World Champion Magnus Carlsen and Challenger Sergey Karjakin meet in New York from 11-30 November in the first World Championship match between a new generation of players. The 12-game encounter will draw the attention of the whole chess world, and in this series of articles Spanish IM David Martinez is going to look at what we can expect. He starts with a question that will be keeping the players awake at night - what chess openings will they play and face? First up, it's Magnus with White.
Norway's Magnus Carlsen will defend his title against Russia's Sergey Karjakin, who in his time was the most prodigious member of their generation (both were born in 1990). His achievement of gaining the grandmaster title at the age of 12 years and 7 months is still a world record, though the likes of Praggnanandhaa and Abdusattorov may soon have something to say about that.
Most predictions, as you would expect, make the current World Champion and world number one a clear favourite. Carlsen has an 81-point rating advantage over the contender to his crown, or the same gap we can witness between Karjakin and the world no. 50.
This isn't, though, the first time in recent years that we've witnessed similar "mismatches". Carlsen himself outrated Vishy Anand by 71 points before their match in 2014, but that was no walk in the park and could easily have been very different if not for the tragi-comic mutual blunder in Game 6. In 2012 the Indian World Champion outrated Boris Gelfand by 64 points, but points count for little! Gelfand prepared extremely well, surprised his opponent with the Sveshnikov and tied the match over 12 games, only finally losing in the rapid playoff.
Up to this moment Carlsen and Karjakin have met in 47 games, 21 of which were at a classical time control. Those resulted in 4 wins for Magnus and 1 for Sergey. Will we see a balanced match in a chilly November New York? Let's hope so! Karjakin's preparation will almost certainly be of the same calibre as that of Gelfand and Anand in the matches mentioned above. But what will it be? That's a favourite topic for chess armchair generals everywhere, and we've decided to devote some space to it - while realising that we're moving on shifting sands, in a terrain where surprises are the order of the day.
In this first article let's speculate a little on the preparation of both players for the games in which the World Champion will have the white pieces.
Magnus switches between 1.e4 and 1.d4 with complete ease, but I'd like to point out an important detail. In his World Championship matches against Anand, Magnus started with 1.Nf3 in 2013, which was firmly neutralised by excellent preparation from Anand. He then switched to 1.c4, but that only lasted a game, since perhaps he felt uncomfortable playing against the Triangle that Anand adopted. From that point onwards, each and every game of Carlsen's with the white pieces started with 1.e4, accepting that he would face the Berlin. The healthy theoretical status of the Berlin Wall endgame is still giving headaches to players with the white pieces, so Magnus of late has almost always met the Berlin with d3, following up by exchanging on c6 after the common Bc5.
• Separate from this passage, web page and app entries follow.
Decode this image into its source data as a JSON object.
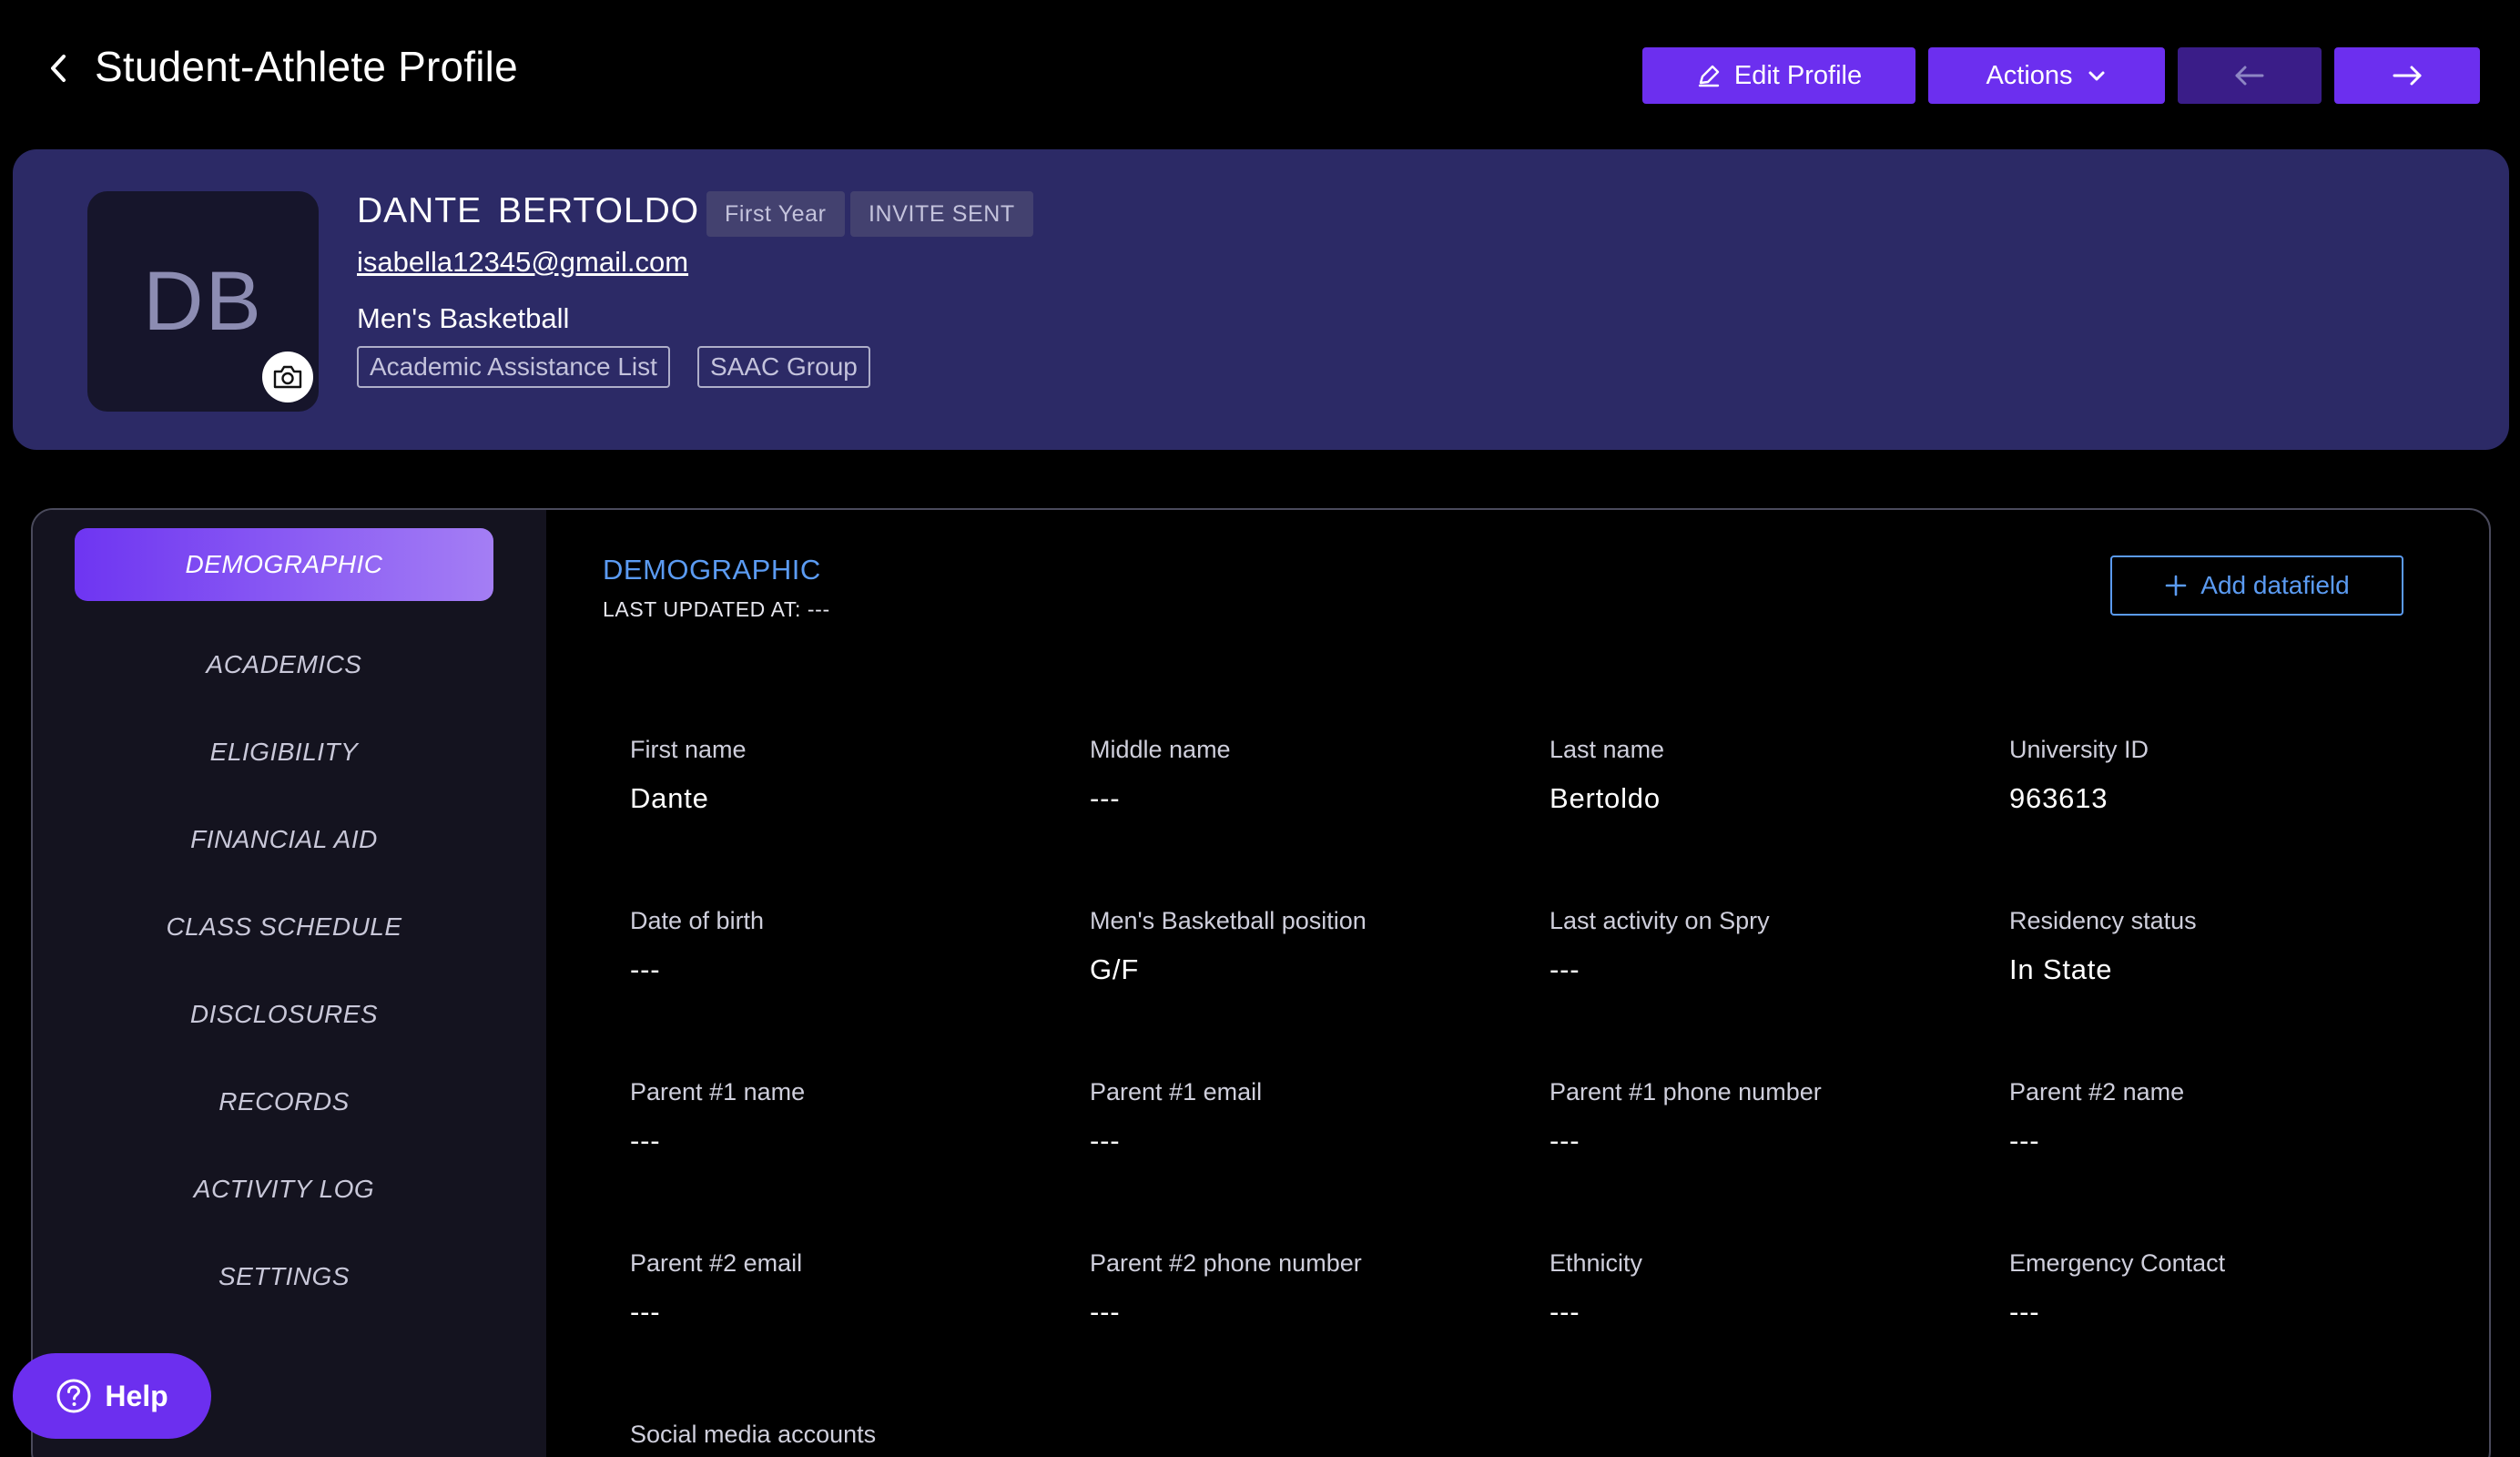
{
  "header": {
    "title": "Student-Athlete Profile",
    "edit_label": "Edit Profile",
    "actions_label": "Actions"
  },
  "profile": {
    "initials": "DB",
    "name": "DANTE  BERTOLDO",
    "year_badge": "First Year",
    "status_badge": "INVITE SENT",
    "email": "isabella12345@gmail.com",
    "sport": "Men's Basketball",
    "tags": [
      "Academic Assistance List",
      "SAAC Group"
    ]
  },
  "sidebar": {
    "items": [
      {
        "label": "DEMOGRAPHIC",
        "active": true
      },
      {
        "label": "ACADEMICS"
      },
      {
        "label": "ELIGIBILITY"
      },
      {
        "label": "FINANCIAL AID"
      },
      {
        "label": "CLASS SCHEDULE"
      },
      {
        "label": "DISCLOSURES"
      },
      {
        "label": "RECORDS"
      },
      {
        "label": "ACTIVITY LOG"
      },
      {
        "label": "SETTINGS"
      }
    ]
  },
  "section": {
    "title": "DEMOGRAPHIC",
    "last_updated": "LAST UPDATED AT: ---",
    "add_label": "Add datafield"
  },
  "fields": [
    {
      "label": "First name",
      "value": "Dante"
    },
    {
      "label": "Middle name",
      "value": "---"
    },
    {
      "label": "Last name",
      "value": "Bertoldo"
    },
    {
      "label": "University ID",
      "value": "963613"
    },
    {
      "label": "Date of birth",
      "value": "---"
    },
    {
      "label": "Men's Basketball position",
      "value": "G/F"
    },
    {
      "label": "Last activity on Spry",
      "value": "---"
    },
    {
      "label": "Residency status",
      "value": "In State"
    },
    {
      "label": "Parent #1 name",
      "value": "---"
    },
    {
      "label": "Parent #1 email",
      "value": "---"
    },
    {
      "label": "Parent #1 phone number",
      "value": "---"
    },
    {
      "label": "Parent #2 name",
      "value": "---"
    },
    {
      "label": "Parent #2 email",
      "value": "---"
    },
    {
      "label": "Parent #2 phone number",
      "value": "---"
    },
    {
      "label": "Ethnicity",
      "value": "---"
    },
    {
      "label": "Emergency Contact",
      "value": "---"
    },
    {
      "label": "Social media accounts",
      "value": ""
    }
  ],
  "help": {
    "label": "Help"
  },
  "colors": {
    "accent": "#6c2fef",
    "card": "#2c2a66",
    "link_blue": "#5b9bf2"
  }
}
This position has been one of the great theoretical battlegrounds of 2016. Wei Yi scored a resounding win over David Navara, which boosted the popularity of the aggressive Anti-Berlin line with opposite-side castling.
However, I don't think that all-action approach, putting the knight on c4, the queen on e2 and throwing the kingside pawns up the board, can withstand cold computer analysis. The victory of Laznicka over Duda at the Baku Olympiad is a good example of that.
However, it's not going to be so easy for Black! Carlsen has reached the diagram position four times in 2016, although only against So was that in classical chess:
Of course, as we mentioned in the first paragraph, it can't be ruled out that Carlsen will open 1.d4 and take on Karjakin's great speciality, the Queen's Indian. Two victories this year might endorse that theory - against Emilio Córdova in the Baku Olympiad and against Pentala Harikrishna in Norway Chess.
In the main line Karjakin invariably chooses the option with Ba6, while Carlsen likes to play 5.Nbd2 rather than the main move 5.b3.
Carlsen and Karjakin have already met in this position twice, in 2014 and 2012, with both games ending in draws. Perhaps Karjakin is preparing 5...Bb7 here, going back since the knight on d2 is interfering with the queen's control of d5. After the natural 6.Bg2 Be7 7.0-0 0-0 White has as his main options 8.b3 or 8.Qc2. The Russian has reached this position five times, drawing all those games! The Queen's Indian, or perhaps similar lines with 1.Nf3, in my view offer more fertile ground for seeking out surprises than the Berlin. No doubt Team Magnus will be burning up hundreds of hours looking for potential paths to follow there.
My bet? At first we'll get the Berlin... and then we'll see. But beware! As noted above, Carlsen started with 1.Nf3 and 1.c4 against Anand. Although both players want to surprise their rival I see Karjakin as more likely to repeat what he's done before, having gone into his lines to a depth unimaginable to mere mortals, while Magnus, true to his philosophy, tends to seek out playable positions in which both players need to think with their own heads. Will he manage to get those?
And will Mamedyarov's aggression rub off on Sergey?
What do you think? Which move will Magnus open with in his first white game of the match? Vote below!